Exclude all pictures, then copy each of the records exactly as written.

── Material to process ──

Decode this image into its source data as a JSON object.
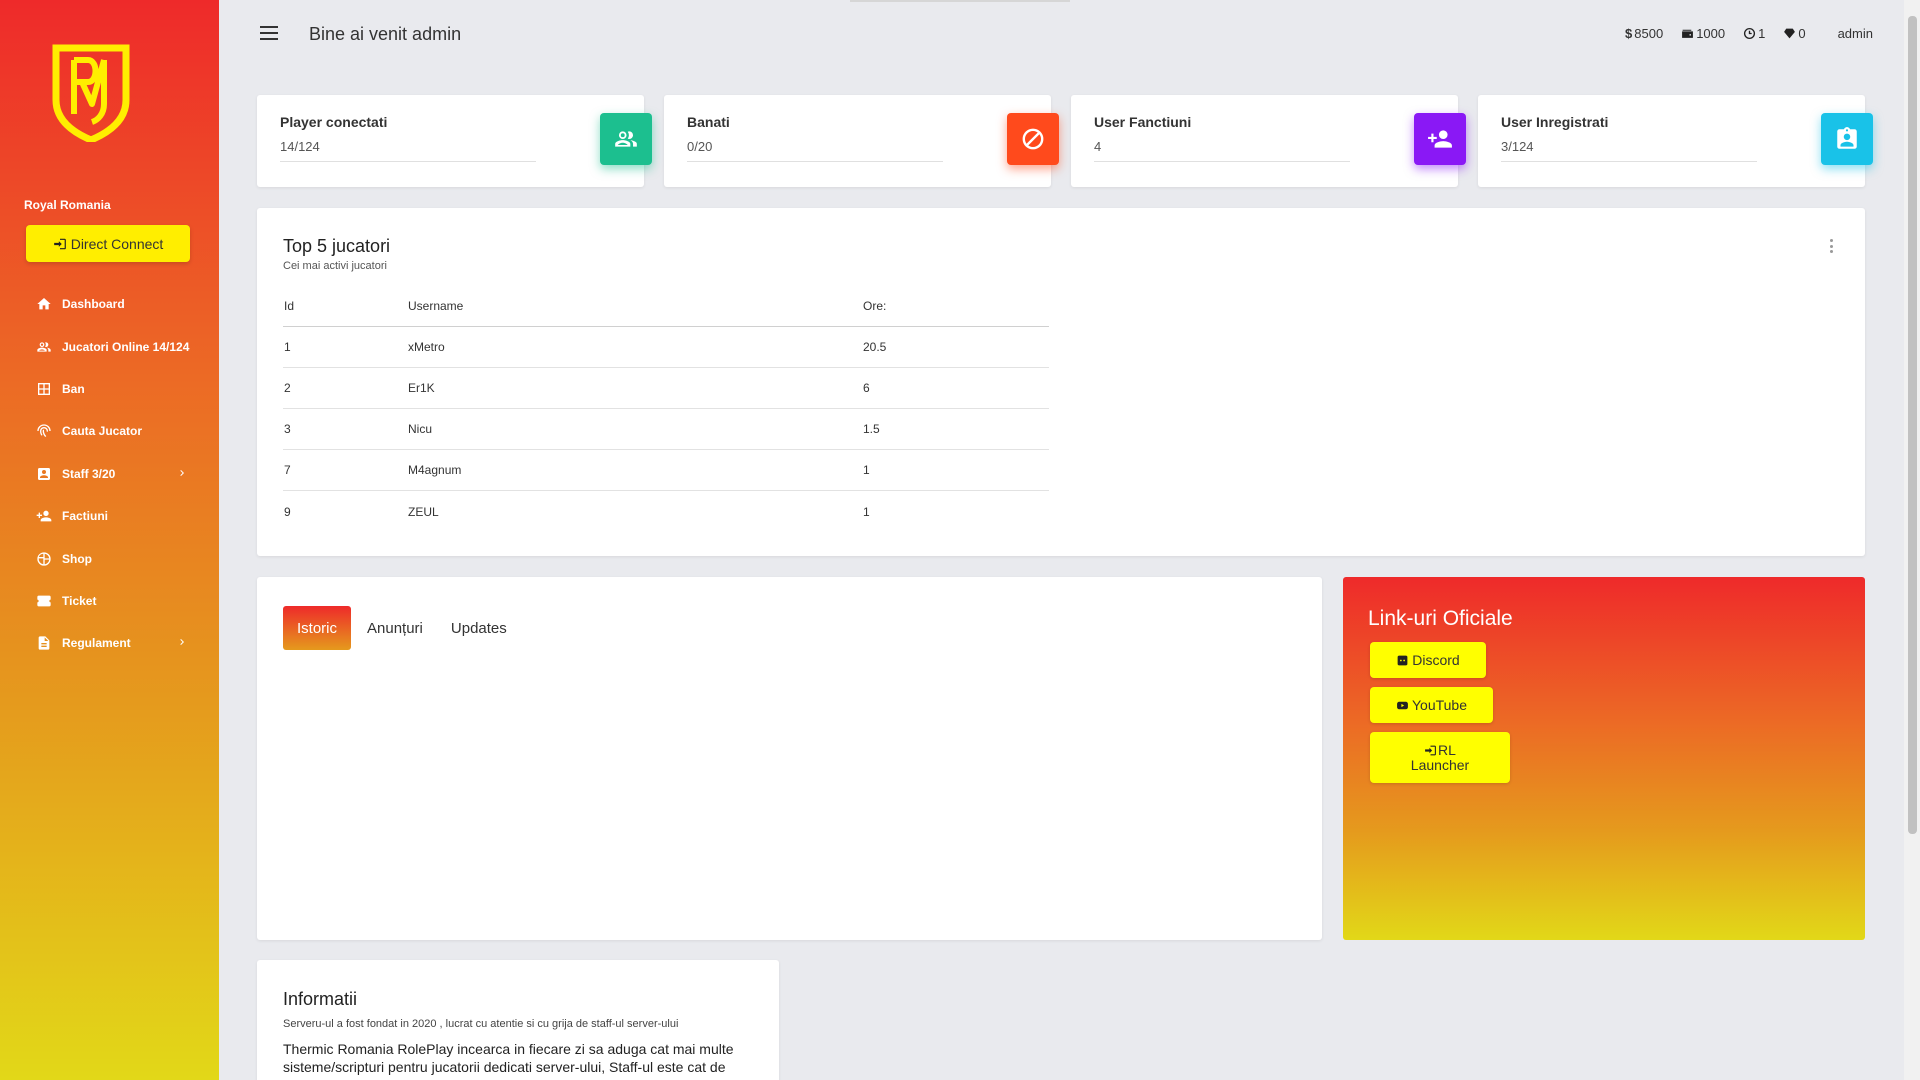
{
  "sidebar": {
    "brand": "Royal Romania",
    "direct_connect": "Direct Connect",
    "items": [
      {
        "label": "Dashboard",
        "icon": "home-icon"
      },
      {
        "label": "Jucatori Online 14/124",
        "icon": "people-icon"
      },
      {
        "label": "Ban",
        "icon": "grid-icon"
      },
      {
        "label": "Cauta Jucator",
        "icon": "fingerprint-icon"
      },
      {
        "label": "Staff 3/20",
        "icon": "badge-icon"
      },
      {
        "label": "Factiuni",
        "icon": "person-add-icon"
      },
      {
        "label": "Shop",
        "icon": "globe-icon"
      },
      {
        "label": "Ticket",
        "icon": "ticket-icon"
      },
      {
        "label": "Regulament",
        "icon": "document-icon"
      }
    ]
  },
  "header": {
    "welcome": "Bine ai venit admin",
    "stats": {
      "money": "8500",
      "cards": "1000",
      "time": "1",
      "diamonds": "0"
    },
    "user": "admin"
  },
  "cards": [
    {
      "title": "Player conectati",
      "value": "14/124",
      "icon": "people-icon",
      "color": "#1cbf8f"
    },
    {
      "title": "Banati",
      "value": "0/20",
      "icon": "block-icon",
      "color": "#ff4a1c"
    },
    {
      "title": "User Fanctiuni",
      "value": "4",
      "icon": "person-add-icon",
      "color": "#8a18f5"
    },
    {
      "title": "User Inregistrati",
      "value": "3/124",
      "icon": "badge-icon",
      "color": "#19c2e8"
    }
  ],
  "top5": {
    "title": "Top 5 jucatori",
    "subtitle": "Cei mai activi jucatori",
    "columns": [
      "Id",
      "Username",
      "Ore:"
    ],
    "rows": [
      [
        "1",
        "xMetro",
        "20.5"
      ],
      [
        "2",
        "Er1K",
        "6"
      ],
      [
        "3",
        "Nicu",
        "1.5"
      ],
      [
        "7",
        "M4agnum",
        "1"
      ],
      [
        "9",
        "ZEUL",
        "1"
      ]
    ]
  },
  "tabs": [
    "Istoric",
    "Anunțuri",
    "Updates"
  ],
  "links": {
    "title": "Link-uri Oficiale",
    "discord": "Discord",
    "youtube": "YouTube",
    "launcher_1": "RL",
    "launcher_2": "Launcher"
  },
  "info": {
    "title": "Informatii",
    "subtitle": "Serveru-ul a fost fondat in 2020 , lucrat cu atentie si cu grija de staff-ul server-ului",
    "body": "Thermic Romania RolePlay incearca in fiecare zi sa aduga cat mai multe sisteme/scripturi pentru jucatorii dedicati server-ului, Staff-ul este cat de"
  },
  "colors": {
    "accent_yellow": "#ffee00",
    "gradient_top": "#ee2a2a",
    "gradient_bottom": "#e2d818"
  }
}
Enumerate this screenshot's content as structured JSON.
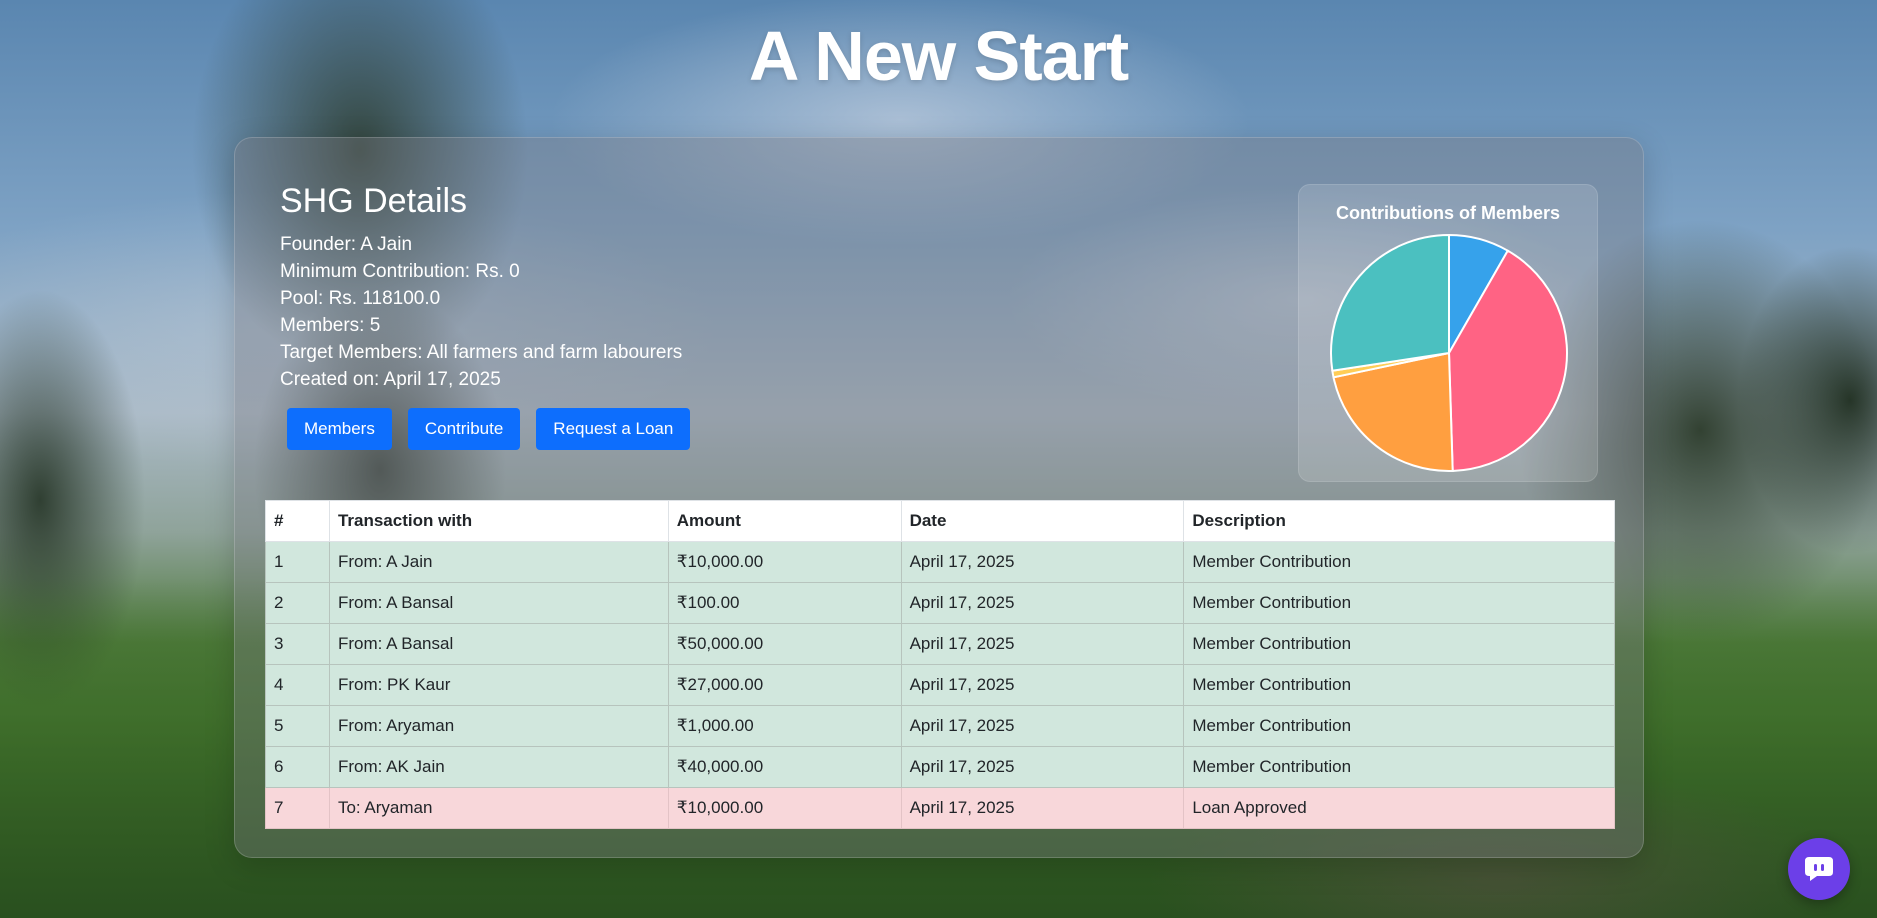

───

> _Finished exercise_
Decode this image into its source data as a JSON object.
{
  "sidebar": {
    "brand": "Royal Romania",
    "direct_connect": "Direct Connect",
    "items": [
      {
        "label": "Dashboard",
        "icon": "home-icon"
      },
      {
        "label": "Jucatori Online 14/124",
        "icon": "people-icon"
      },
      {
        "label": "Ban",
        "icon": "grid-icon"
      },
      {
        "label": "Cauta Jucator",
        "icon": "fingerprint-icon"
      },
      {
        "label": "Staff 3/20",
        "icon": "badge-icon"
      },
      {
        "label": "Factiuni",
        "icon": "person-add-icon"
      },
      {
        "label": "Shop",
        "icon": "globe-icon"
      },
      {
        "label": "Ticket",
        "icon": "ticket-icon"
      },
      {
        "label": "Regulament",
        "icon": "document-icon"
      }
    ]
  },
  "header": {
    "welcome": "Bine ai venit admin",
    "stats": {
      "money": "8500",
      "cards": "1000",
      "time": "1",
      "diamonds": "0"
    },
    "user": "admin"
  },
  "cards": [
    {
      "title": "Player conectati",
      "value": "14/124",
      "icon": "people-icon",
      "color": "#1cbf8f"
    },
    {
      "title": "Banati",
      "value": "0/20",
      "icon": "block-icon",
      "color": "#ff4a1c"
    },
    {
      "title": "User Fanctiuni",
      "value": "4",
      "icon": "person-add-icon",
      "color": "#8a18f5"
    },
    {
      "title": "User Inregistrati",
      "value": "3/124",
      "icon": "badge-icon",
      "color": "#19c2e8"
    }
  ],
  "top5": {
    "title": "Top 5 jucatori",
    "subtitle": "Cei mai activi jucatori",
    "columns": [
      "Id",
      "Username",
      "Ore:"
    ],
    "rows": [
      [
        "1",
        "xMetro",
        "20.5"
      ],
      [
        "2",
        "Er1K",
        "6"
      ],
      [
        "3",
        "Nicu",
        "1.5"
      ],
      [
        "7",
        "M4agnum",
        "1"
      ],
      [
        "9",
        "ZEUL",
        "1"
      ]
    ]
  },
  "tabs": [
    "Istoric",
    "Anunțuri",
    "Updates"
  ],
  "links": {
    "title": "Link-uri Oficiale",
    "discord": "Discord",
    "youtube": "YouTube",
    "launcher_1": "RL",
    "launcher_2": "Launcher"
  },
  "info": {
    "title": "Informatii",
    "subtitle": "Serveru-ul a fost fondat in 2020 , lucrat cu atentie si cu grija de staff-ul server-ului",
    "body": "Thermic Romania RolePlay incearca in fiecare zi sa aduga cat mai multe sisteme/scripturi pentru jucatorii dedicati server-ului, Staff-ul este cat de"
  },
  "colors": {
    "accent_yellow": "#ffee00",
    "gradient_top": "#ee2a2a",
    "gradient_bottom": "#e2d818"
  }
}
Enumerate this screenshot's content as structured JSON.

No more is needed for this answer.